▸ **Dataset records**:
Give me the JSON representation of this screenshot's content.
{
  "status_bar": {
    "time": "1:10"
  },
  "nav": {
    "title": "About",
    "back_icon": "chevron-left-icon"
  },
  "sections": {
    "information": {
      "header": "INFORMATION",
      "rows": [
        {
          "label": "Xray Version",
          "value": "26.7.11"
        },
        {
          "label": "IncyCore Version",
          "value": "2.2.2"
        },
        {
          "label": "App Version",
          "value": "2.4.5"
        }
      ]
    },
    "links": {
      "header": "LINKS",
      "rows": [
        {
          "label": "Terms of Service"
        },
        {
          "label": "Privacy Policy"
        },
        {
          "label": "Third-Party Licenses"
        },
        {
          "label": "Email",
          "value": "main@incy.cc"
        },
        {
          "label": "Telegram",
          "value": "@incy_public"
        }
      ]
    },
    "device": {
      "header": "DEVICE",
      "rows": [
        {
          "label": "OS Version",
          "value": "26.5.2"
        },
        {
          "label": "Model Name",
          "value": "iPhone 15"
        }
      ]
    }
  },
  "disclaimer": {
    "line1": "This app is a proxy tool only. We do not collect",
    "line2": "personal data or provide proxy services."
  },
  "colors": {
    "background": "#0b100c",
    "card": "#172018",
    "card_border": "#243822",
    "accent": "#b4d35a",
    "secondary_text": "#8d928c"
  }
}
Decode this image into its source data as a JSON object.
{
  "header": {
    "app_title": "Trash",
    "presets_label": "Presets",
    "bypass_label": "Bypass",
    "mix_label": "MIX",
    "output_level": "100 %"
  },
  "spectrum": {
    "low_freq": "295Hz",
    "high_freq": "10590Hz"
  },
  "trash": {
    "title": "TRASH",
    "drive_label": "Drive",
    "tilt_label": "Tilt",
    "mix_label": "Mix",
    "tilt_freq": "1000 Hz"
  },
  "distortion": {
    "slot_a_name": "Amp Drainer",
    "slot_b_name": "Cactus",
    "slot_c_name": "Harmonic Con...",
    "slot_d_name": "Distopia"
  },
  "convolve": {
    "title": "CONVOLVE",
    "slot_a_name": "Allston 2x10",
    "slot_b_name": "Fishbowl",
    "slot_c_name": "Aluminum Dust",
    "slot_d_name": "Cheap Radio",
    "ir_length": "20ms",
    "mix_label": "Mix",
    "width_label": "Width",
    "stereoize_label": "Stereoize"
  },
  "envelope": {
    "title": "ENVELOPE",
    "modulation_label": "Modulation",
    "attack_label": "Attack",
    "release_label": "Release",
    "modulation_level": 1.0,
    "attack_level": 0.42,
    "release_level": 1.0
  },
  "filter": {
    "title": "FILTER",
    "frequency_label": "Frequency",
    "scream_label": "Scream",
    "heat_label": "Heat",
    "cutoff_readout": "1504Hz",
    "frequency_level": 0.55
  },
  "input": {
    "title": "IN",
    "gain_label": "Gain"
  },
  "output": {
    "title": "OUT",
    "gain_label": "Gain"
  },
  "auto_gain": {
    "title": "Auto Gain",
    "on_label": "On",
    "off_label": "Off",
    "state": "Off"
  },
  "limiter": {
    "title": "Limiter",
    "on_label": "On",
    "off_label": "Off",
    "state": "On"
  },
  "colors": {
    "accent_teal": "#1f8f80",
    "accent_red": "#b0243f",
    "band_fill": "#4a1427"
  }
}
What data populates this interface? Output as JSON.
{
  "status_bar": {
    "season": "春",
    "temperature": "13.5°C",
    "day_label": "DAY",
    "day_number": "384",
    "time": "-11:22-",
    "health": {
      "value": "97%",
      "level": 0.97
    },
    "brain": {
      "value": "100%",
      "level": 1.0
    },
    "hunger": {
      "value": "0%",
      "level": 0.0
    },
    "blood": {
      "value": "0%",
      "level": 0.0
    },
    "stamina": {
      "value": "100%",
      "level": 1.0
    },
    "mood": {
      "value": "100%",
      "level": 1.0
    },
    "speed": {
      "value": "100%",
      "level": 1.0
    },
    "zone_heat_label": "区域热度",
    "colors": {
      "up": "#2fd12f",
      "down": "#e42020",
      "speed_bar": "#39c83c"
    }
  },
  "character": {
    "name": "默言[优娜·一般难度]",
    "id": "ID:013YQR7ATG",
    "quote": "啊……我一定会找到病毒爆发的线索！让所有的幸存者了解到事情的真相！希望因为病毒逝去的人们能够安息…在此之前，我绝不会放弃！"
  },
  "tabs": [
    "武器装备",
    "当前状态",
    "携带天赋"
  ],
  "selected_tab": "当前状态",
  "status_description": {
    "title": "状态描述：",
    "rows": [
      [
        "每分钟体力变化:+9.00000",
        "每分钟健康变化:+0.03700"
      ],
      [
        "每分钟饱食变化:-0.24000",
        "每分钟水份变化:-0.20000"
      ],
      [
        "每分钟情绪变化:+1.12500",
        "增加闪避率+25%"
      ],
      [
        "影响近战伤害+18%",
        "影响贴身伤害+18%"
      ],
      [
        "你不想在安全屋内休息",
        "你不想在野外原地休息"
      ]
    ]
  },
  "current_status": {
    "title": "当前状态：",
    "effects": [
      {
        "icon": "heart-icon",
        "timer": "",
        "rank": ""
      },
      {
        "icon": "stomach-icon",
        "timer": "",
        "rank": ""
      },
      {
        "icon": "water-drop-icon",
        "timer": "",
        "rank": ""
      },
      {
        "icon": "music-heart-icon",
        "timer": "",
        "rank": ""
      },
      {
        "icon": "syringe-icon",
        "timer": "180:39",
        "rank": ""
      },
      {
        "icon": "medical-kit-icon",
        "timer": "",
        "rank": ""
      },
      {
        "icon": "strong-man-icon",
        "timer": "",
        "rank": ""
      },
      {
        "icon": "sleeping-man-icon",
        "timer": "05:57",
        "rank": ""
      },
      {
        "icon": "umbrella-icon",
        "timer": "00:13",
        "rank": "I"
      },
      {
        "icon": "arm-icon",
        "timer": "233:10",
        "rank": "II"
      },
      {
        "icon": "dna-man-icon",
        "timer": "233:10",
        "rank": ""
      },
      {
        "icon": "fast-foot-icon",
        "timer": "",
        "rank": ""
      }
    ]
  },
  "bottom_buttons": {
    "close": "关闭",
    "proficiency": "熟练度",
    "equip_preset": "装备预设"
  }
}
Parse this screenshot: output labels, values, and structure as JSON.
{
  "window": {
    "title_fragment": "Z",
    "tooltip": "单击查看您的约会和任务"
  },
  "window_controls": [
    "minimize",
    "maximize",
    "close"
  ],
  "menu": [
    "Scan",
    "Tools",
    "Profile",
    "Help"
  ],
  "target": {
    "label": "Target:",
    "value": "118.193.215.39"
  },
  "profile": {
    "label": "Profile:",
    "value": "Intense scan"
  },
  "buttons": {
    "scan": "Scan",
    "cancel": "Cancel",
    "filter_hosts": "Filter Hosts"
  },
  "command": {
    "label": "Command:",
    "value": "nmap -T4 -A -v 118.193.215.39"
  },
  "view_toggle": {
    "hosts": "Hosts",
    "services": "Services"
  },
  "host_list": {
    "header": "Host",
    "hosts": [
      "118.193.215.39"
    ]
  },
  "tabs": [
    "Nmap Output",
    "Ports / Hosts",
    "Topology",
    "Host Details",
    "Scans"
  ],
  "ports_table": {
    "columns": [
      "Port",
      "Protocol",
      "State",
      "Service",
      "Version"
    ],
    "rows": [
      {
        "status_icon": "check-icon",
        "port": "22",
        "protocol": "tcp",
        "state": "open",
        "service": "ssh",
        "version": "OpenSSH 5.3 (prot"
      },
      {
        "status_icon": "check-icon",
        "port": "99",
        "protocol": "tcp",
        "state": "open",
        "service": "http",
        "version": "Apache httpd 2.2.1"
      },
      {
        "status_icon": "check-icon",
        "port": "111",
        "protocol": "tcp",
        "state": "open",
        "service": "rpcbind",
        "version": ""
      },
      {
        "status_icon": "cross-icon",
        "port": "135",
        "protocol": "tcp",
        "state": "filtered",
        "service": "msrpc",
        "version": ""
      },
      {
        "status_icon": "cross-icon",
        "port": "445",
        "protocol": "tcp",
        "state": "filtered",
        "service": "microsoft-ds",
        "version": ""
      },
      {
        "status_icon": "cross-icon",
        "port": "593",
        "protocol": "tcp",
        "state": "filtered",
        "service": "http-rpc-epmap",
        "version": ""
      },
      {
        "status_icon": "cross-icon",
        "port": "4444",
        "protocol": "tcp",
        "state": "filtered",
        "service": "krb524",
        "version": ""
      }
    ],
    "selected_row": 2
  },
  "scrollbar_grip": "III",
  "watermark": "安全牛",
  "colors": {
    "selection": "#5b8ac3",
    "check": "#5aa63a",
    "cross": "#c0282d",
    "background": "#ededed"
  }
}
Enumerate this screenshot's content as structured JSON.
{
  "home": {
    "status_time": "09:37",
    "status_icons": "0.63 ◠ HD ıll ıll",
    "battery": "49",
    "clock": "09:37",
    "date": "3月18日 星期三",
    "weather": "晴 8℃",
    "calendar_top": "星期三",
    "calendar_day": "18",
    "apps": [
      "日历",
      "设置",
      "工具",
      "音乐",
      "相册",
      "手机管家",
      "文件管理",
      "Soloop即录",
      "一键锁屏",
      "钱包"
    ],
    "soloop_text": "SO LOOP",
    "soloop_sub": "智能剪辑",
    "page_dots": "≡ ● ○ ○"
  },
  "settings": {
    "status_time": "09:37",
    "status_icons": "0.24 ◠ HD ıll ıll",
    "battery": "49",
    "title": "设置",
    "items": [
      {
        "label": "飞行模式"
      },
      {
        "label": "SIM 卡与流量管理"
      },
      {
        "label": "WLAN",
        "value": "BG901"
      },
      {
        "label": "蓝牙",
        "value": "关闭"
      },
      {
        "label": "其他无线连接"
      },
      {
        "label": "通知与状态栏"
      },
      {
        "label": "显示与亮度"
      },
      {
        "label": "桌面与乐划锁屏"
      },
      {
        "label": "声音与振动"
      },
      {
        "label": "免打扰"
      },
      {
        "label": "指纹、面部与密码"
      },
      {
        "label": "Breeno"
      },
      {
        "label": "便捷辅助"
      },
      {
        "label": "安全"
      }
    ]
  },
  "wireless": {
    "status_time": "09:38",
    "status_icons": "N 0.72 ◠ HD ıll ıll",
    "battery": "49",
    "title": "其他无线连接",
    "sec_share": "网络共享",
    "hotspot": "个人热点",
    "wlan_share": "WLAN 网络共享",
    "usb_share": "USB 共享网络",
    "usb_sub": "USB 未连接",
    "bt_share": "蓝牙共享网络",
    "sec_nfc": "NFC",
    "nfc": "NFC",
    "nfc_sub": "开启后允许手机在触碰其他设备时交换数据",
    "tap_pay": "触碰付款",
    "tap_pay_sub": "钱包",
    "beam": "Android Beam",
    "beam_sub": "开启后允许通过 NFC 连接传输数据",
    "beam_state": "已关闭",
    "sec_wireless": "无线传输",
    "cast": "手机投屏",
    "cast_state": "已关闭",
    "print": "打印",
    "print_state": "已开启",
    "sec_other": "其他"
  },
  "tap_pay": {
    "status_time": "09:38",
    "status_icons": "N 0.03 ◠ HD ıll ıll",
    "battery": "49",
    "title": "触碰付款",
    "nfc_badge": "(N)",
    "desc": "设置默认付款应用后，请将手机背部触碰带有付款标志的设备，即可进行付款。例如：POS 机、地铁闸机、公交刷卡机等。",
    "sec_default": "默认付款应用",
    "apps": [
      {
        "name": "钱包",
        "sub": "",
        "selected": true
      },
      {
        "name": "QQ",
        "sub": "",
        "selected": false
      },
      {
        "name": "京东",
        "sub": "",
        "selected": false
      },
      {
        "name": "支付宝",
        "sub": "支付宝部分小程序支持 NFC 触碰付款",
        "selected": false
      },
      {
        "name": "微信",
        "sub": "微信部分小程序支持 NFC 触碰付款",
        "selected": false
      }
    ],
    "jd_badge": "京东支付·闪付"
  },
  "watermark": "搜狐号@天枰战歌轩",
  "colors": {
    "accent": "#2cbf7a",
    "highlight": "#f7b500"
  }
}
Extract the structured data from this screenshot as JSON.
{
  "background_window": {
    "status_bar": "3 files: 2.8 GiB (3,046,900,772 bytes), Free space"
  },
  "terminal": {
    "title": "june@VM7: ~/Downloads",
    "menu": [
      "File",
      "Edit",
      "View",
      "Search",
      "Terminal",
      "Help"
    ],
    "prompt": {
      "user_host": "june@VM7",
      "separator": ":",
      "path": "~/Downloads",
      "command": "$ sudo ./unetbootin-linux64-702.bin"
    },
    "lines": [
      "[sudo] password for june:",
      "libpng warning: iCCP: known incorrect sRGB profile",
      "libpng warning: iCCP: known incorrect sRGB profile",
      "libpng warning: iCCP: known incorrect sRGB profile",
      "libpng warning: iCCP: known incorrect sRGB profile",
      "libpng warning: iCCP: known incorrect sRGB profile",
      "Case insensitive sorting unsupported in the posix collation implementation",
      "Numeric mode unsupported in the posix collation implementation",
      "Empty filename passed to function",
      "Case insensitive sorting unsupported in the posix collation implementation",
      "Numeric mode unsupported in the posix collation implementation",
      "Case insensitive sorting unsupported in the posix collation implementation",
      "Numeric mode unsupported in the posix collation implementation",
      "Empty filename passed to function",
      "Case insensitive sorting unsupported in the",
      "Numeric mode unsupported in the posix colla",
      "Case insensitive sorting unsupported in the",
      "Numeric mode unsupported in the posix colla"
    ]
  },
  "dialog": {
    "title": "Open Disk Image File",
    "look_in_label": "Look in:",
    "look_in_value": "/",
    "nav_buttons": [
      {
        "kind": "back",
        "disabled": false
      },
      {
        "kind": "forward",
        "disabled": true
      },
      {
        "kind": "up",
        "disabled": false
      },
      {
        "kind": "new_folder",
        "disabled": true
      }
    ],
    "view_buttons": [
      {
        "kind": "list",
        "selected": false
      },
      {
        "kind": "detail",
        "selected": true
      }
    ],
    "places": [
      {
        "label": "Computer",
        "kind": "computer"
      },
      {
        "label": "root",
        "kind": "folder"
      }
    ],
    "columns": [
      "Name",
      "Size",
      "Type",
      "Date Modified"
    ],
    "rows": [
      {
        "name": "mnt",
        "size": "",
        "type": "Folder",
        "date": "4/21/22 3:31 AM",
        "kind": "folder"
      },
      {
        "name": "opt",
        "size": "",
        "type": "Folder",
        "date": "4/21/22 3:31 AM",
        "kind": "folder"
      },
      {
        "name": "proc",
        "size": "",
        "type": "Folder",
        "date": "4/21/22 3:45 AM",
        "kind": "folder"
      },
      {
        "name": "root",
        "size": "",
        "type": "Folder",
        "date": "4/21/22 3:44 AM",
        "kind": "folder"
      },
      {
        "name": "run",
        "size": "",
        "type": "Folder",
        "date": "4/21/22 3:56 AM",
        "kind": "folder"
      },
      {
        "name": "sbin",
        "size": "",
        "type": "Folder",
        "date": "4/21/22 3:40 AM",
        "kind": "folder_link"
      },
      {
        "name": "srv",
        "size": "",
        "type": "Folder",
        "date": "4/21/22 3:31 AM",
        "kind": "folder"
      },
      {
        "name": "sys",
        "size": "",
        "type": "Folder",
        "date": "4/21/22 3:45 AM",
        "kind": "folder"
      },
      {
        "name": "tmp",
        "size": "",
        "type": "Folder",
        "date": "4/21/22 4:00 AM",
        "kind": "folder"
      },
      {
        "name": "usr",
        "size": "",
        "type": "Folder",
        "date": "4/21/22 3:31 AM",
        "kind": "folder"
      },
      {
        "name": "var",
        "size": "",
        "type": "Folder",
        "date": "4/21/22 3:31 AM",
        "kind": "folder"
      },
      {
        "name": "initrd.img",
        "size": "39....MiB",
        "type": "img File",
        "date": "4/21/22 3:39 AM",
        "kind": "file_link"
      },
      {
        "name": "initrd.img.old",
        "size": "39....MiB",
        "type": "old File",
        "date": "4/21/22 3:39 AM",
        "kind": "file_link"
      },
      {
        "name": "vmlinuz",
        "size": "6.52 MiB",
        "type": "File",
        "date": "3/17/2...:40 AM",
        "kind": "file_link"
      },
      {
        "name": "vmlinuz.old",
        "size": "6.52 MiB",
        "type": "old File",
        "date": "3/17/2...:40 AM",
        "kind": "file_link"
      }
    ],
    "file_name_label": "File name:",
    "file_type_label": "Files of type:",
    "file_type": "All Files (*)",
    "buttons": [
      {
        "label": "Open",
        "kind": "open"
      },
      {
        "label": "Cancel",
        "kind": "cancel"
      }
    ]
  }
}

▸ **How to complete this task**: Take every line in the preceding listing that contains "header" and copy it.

▸ **Result of this task**:
      "header": "INFORMATION",
      "header": "LINKS",
      "header": "DEVICE",
  "header": {
    "header": "Host",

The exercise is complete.